Attempts to re-open the public counter of a rural town’s police station with volunteers have finally been abandoned, though senior officers are planning ‘pop-up’ events to take officers into remote villages where residents rarely have contact with the force.
South Yorkshire Police closed Penistone police station as a cost saving measure when austerity cuts began to take hold, with officers and then PCSOs moved out to centralised units closer to the centre of Barnsley.
Since then, police staff have again begun to use the building as a base, but it has remained closed to the public.
It had been suggested to Chief Constable Stephen Watson that volunteers could be used to provide public access for at least part of the week and that idea had remained under investigation for some time.
However, it has now been confirmed that insurance and other complications mean it is not viable to put public volunteers to work at that venue.
Coun Dave Griffin had been among those pursuing the idea and he said it may still be possible to create a similar arrangement, using an alternative public building in the town.
But while those plans remain under discussion, residents have been told of plans for police to get out into the villages which surround Penistone with ‘pop up’ stations, to make police available to those who would otherwise be unlikely to have direct contact.
The idea has drawn criticism, however, after being announced at a public community safety meeting.

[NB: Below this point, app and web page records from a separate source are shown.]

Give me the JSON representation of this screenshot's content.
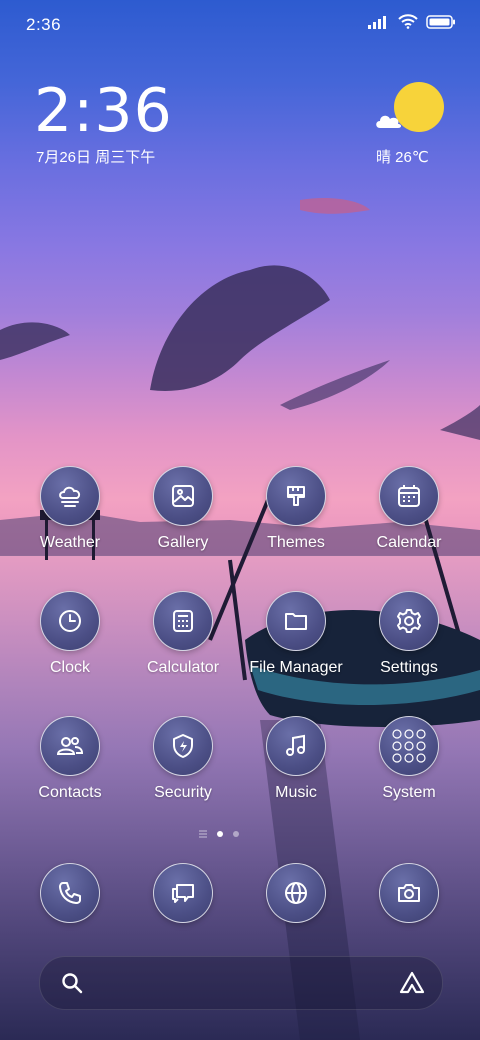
{
  "status_bar": {
    "time": "2:36"
  },
  "clock_widget": {
    "time": "2:36",
    "date": "7月26日 周三下午"
  },
  "weather_widget": {
    "text": "晴 26℃"
  },
  "apps": [
    {
      "label": "Weather",
      "icon": "weather-cloud-icon"
    },
    {
      "label": "Gallery",
      "icon": "gallery-icon"
    },
    {
      "label": "Themes",
      "icon": "themes-brush-icon"
    },
    {
      "label": "Calendar",
      "icon": "calendar-icon"
    },
    {
      "label": "Clock",
      "icon": "clock-icon"
    },
    {
      "label": "Calculator",
      "icon": "calculator-icon"
    },
    {
      "label": "File Manager",
      "icon": "folder-icon"
    },
    {
      "label": "Settings",
      "icon": "gear-icon"
    },
    {
      "label": "Contacts",
      "icon": "contacts-icon"
    },
    {
      "label": "Security",
      "icon": "shield-icon"
    },
    {
      "label": "Music",
      "icon": "music-note-icon"
    },
    {
      "label": "System",
      "icon": "folder-grid-icon"
    }
  ],
  "dock": [
    {
      "icon": "phone-icon"
    },
    {
      "icon": "messages-icon"
    },
    {
      "icon": "browser-globe-icon"
    },
    {
      "icon": "camera-icon"
    }
  ],
  "page_indicator": {
    "pages": 2,
    "current": 1
  },
  "colors": {
    "sun": "#f7d33a",
    "icon_bg": "#4c4f86"
  }
}
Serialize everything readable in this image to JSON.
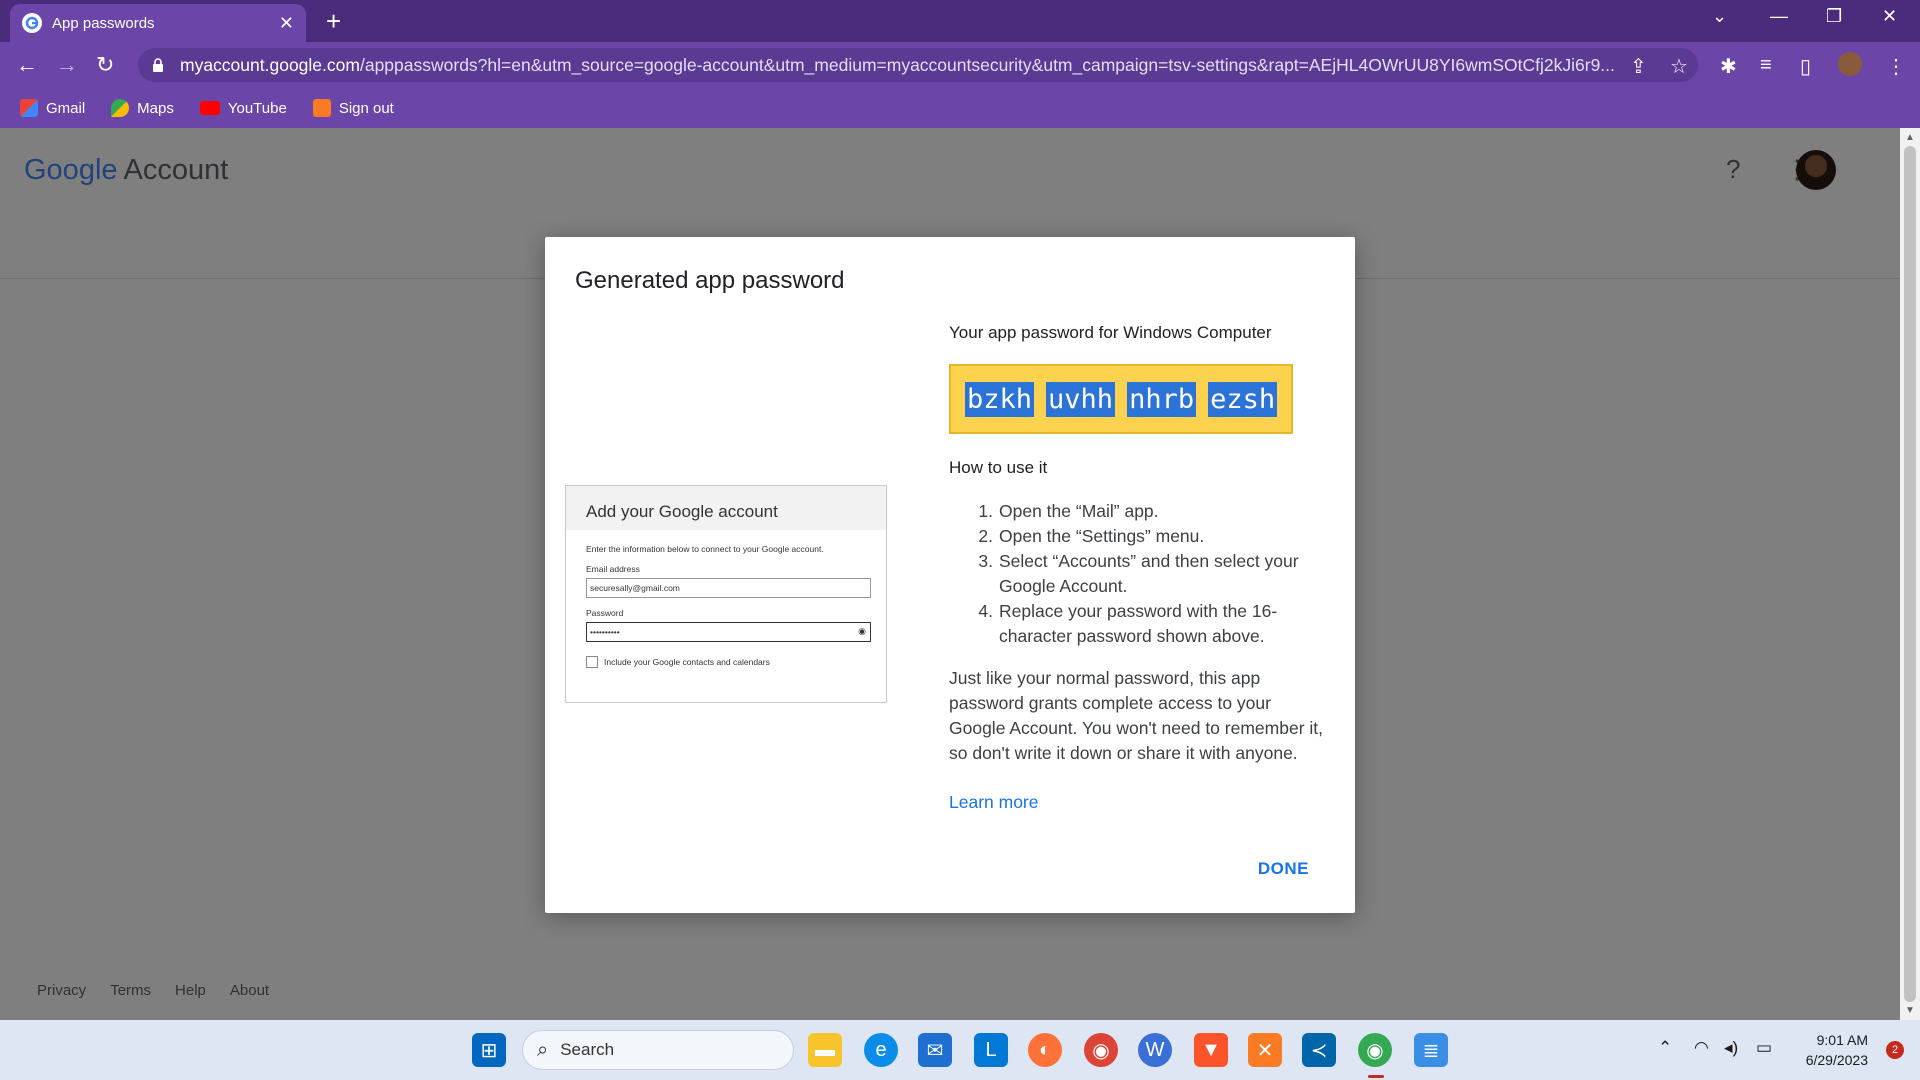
{
  "browser": {
    "tab_title": "App passwords",
    "url_host": "myaccount.google.com",
    "url_rest": "/apppasswords?hl=en&utm_source=google-account&utm_medium=myaccountsecurity&utm_campaign=tsv-settings&rapt=AEjHL4OWrUU8YI6wmSOtCfj2kJi6r9...",
    "bookmarks": [
      {
        "label": "Gmail",
        "icon": "gmail-icon"
      },
      {
        "label": "Maps",
        "icon": "maps-icon"
      },
      {
        "label": "YouTube",
        "icon": "youtube-icon"
      },
      {
        "label": "Sign out",
        "icon": "xampp-icon"
      }
    ],
    "theme_color": "#6c45a8"
  },
  "page": {
    "brand_google": "Google",
    "brand_account": "Account",
    "footer_links": [
      "Privacy",
      "Terms",
      "Help",
      "About"
    ]
  },
  "dialog": {
    "title": "Generated app password",
    "password_for": "Your app password for Windows Computer",
    "password_chunks": [
      "bzkh",
      "uvhh",
      "nhrb",
      "ezsh"
    ],
    "how_title": "How to use it",
    "steps": [
      "Open the “Mail” app.",
      "Open the “Settings” menu.",
      "Select “Accounts” and then select your Google Account.",
      "Replace your password with the 16-character password shown above."
    ],
    "paragraph": "Just like your normal password, this app password grants complete access to your Google Account. You won't need to remember it, so don't write it down or share it with anyone.",
    "learn_more": "Learn more",
    "done_label": "DONE",
    "mock": {
      "header": "Add your Google account",
      "intro": "Enter the information below to connect to your Google account.",
      "email_label": "Email address",
      "email_value": "securesally@gmail.com",
      "password_label": "Password",
      "password_value": "••••••••••",
      "checkbox_label": "Include your Google contacts and calendars"
    }
  },
  "taskbar": {
    "search_placeholder": "Search",
    "time": "9:01 AM",
    "date": "6/29/2023",
    "notifications": "2"
  }
}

Some of those attending questioned the sense of operating the Penistone station, which costs £14,000 a year to maintain, while sending officers out to fulfil a similar function in surrounding villages.
Neighbourhoods police Insp Andrew Norton responded to that, saying: “I think pop up police stations, going out into the community, are a good idea.
“To be blunt, there are certain sections which will criticise whatever we do.
“I think there has to be a move away from continual criticism of police. We want to move forwards. We are asking where you want us and when you want us. Cops want to work with you.
“There are no plans to re-open the police station as a response base or inquiry desk.
“What we are doing is pushing out into the community. If there is cynicism out there, that is for us to address.”
The public meeting was attended by South Yorkshire’s Police and Crime Commissioner, Dr Alan Billings, who confirmed it was “very unlikely” that Penistone police station would re-open to the public.
“When I came in as Police and Crime Commissioner, they had a list of stations they were probably going to close,” he said, “Penistone was one of them.”
“I remember going to a meeting where people were saying very strongly they recognised the force was stretched and keeping the police station open cost a lot of money, but could we at least keep the building and have officers coming and going.
“That is what happened. I think that is the right thing to do.
“We had a look last year at whether we could use volunteers. It hit all sorts of problems. We are looking at an alternative. Coun Griffin has suggested it, maybe other places where police officers and volunteers can be present. We will have to look at that.
“To use volunteers in that way would be really good,” he said.